* EXERCISE *
Check each line of the records below for the word "ministerijos" and copy those where it appears.
*** GIVEN DATA ***
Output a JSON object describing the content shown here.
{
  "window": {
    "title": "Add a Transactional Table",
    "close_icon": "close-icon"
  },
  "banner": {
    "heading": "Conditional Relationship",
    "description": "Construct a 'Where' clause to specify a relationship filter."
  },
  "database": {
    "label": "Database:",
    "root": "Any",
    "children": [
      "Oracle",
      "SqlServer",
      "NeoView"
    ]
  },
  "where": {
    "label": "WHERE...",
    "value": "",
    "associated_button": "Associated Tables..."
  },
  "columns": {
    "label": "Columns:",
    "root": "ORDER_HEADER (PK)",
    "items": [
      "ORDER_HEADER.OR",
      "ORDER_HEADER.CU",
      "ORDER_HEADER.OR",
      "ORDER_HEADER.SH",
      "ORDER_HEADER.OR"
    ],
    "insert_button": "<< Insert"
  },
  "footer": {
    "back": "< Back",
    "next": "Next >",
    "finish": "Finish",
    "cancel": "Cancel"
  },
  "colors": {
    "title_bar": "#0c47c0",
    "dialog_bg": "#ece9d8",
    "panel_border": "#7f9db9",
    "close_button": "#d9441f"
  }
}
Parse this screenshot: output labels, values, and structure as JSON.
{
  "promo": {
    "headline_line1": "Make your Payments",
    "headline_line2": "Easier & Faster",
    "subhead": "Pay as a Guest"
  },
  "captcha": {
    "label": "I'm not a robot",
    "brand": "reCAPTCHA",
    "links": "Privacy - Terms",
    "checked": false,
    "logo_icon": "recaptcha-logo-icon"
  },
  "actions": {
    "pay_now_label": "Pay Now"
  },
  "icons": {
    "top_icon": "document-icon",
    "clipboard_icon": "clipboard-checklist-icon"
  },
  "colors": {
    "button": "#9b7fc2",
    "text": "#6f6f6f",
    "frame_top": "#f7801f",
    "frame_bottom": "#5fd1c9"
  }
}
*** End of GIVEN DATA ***
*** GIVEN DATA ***
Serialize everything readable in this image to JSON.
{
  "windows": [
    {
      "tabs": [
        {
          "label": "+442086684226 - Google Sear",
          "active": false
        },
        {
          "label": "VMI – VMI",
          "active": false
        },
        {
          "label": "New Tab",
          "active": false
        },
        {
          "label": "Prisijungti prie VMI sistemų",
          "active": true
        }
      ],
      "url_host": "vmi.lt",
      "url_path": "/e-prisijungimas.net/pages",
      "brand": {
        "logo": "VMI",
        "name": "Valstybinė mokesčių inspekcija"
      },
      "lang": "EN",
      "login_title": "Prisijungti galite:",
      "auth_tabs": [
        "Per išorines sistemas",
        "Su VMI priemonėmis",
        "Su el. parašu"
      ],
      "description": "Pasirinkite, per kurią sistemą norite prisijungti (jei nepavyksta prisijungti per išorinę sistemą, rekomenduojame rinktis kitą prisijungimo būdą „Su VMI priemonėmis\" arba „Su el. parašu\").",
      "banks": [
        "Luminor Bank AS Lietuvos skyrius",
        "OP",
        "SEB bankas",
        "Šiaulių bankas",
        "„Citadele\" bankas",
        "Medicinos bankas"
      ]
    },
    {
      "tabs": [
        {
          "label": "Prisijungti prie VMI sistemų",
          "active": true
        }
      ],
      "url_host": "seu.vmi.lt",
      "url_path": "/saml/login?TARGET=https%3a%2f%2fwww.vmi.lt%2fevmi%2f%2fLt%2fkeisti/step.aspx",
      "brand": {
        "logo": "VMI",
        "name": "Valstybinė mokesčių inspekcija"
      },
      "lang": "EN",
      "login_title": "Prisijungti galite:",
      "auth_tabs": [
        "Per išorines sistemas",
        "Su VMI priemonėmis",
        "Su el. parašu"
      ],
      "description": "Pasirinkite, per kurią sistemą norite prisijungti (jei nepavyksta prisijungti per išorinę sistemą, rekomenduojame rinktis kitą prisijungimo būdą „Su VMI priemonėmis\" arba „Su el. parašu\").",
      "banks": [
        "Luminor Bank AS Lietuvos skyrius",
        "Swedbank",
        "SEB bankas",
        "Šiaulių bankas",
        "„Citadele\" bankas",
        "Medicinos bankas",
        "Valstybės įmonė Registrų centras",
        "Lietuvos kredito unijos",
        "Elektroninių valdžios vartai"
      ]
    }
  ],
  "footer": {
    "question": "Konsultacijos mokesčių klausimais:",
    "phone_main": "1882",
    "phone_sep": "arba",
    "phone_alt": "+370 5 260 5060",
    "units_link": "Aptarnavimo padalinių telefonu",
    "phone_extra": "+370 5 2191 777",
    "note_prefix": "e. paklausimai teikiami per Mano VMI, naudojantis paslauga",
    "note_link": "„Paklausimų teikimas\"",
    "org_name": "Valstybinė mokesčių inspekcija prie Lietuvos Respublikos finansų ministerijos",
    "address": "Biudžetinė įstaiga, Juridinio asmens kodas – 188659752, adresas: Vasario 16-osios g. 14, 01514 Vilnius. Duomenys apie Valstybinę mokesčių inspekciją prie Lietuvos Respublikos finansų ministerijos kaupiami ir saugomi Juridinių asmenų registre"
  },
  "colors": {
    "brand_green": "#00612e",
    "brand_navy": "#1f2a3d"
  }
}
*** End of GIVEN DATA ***
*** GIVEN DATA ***
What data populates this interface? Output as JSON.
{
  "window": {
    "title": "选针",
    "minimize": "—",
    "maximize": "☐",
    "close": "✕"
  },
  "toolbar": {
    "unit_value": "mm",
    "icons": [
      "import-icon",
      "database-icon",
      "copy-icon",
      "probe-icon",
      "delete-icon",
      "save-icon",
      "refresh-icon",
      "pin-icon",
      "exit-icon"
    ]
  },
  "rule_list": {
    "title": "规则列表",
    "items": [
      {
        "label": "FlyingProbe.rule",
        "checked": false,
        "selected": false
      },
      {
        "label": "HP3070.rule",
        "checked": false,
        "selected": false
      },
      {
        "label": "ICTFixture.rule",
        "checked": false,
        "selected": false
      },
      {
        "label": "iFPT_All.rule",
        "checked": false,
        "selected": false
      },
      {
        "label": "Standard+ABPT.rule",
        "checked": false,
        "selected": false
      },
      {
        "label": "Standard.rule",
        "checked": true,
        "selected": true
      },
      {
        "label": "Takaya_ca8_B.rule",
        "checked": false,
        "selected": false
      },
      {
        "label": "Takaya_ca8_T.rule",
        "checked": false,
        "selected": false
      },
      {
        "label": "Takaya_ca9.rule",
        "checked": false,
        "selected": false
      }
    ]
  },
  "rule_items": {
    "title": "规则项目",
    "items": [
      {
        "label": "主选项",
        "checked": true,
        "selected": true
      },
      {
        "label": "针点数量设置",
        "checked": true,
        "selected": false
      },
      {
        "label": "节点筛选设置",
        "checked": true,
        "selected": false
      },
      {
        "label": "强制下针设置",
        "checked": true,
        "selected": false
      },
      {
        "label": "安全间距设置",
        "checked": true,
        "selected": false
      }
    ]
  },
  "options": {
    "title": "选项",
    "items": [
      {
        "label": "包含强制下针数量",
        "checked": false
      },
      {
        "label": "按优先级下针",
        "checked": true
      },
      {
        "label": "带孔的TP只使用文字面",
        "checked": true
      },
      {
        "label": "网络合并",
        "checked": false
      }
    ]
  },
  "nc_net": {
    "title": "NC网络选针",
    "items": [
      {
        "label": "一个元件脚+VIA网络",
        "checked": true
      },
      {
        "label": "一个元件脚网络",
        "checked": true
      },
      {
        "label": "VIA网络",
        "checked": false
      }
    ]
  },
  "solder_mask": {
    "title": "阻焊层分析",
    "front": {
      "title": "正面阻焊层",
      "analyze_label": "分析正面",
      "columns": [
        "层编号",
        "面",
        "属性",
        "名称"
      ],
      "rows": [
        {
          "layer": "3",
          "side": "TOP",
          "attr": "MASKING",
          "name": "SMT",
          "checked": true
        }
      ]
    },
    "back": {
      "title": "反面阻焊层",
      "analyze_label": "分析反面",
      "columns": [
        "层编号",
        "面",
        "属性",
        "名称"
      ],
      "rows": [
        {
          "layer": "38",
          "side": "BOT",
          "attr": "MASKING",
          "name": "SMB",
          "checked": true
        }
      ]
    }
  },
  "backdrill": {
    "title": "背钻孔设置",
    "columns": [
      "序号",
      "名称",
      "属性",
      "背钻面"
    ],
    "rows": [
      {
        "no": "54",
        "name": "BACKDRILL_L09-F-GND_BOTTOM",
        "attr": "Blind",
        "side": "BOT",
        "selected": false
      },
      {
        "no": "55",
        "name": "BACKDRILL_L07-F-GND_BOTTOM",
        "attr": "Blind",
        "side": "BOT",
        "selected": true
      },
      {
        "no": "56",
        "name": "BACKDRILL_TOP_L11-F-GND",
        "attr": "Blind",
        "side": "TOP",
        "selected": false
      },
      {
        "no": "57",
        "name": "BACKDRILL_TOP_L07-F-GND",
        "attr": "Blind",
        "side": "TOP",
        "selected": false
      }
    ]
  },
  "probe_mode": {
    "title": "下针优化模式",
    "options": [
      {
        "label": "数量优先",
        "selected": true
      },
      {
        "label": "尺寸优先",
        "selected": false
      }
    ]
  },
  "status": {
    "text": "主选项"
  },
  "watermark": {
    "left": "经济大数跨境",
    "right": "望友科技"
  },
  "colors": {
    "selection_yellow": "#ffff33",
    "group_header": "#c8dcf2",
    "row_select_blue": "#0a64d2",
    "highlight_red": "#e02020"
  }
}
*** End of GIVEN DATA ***
* SOLUTION TO THE EXERCISE *
    "org_name": "Valstybinė mokesčių inspekcija prie Lietuvos Respublikos finansų ministerijos",
    "address": "Biudžetinė įstaiga, Juridinio asmens kodas – 188659752, adresas: Vasario 16-osios g. 14, 01514 Vilnius. Duomenys apie Valstybinę mokesčių inspekciją prie Lietuvos Respublikos finansų ministerijos kaupiami ir saugomi Juridinių asmenų registre"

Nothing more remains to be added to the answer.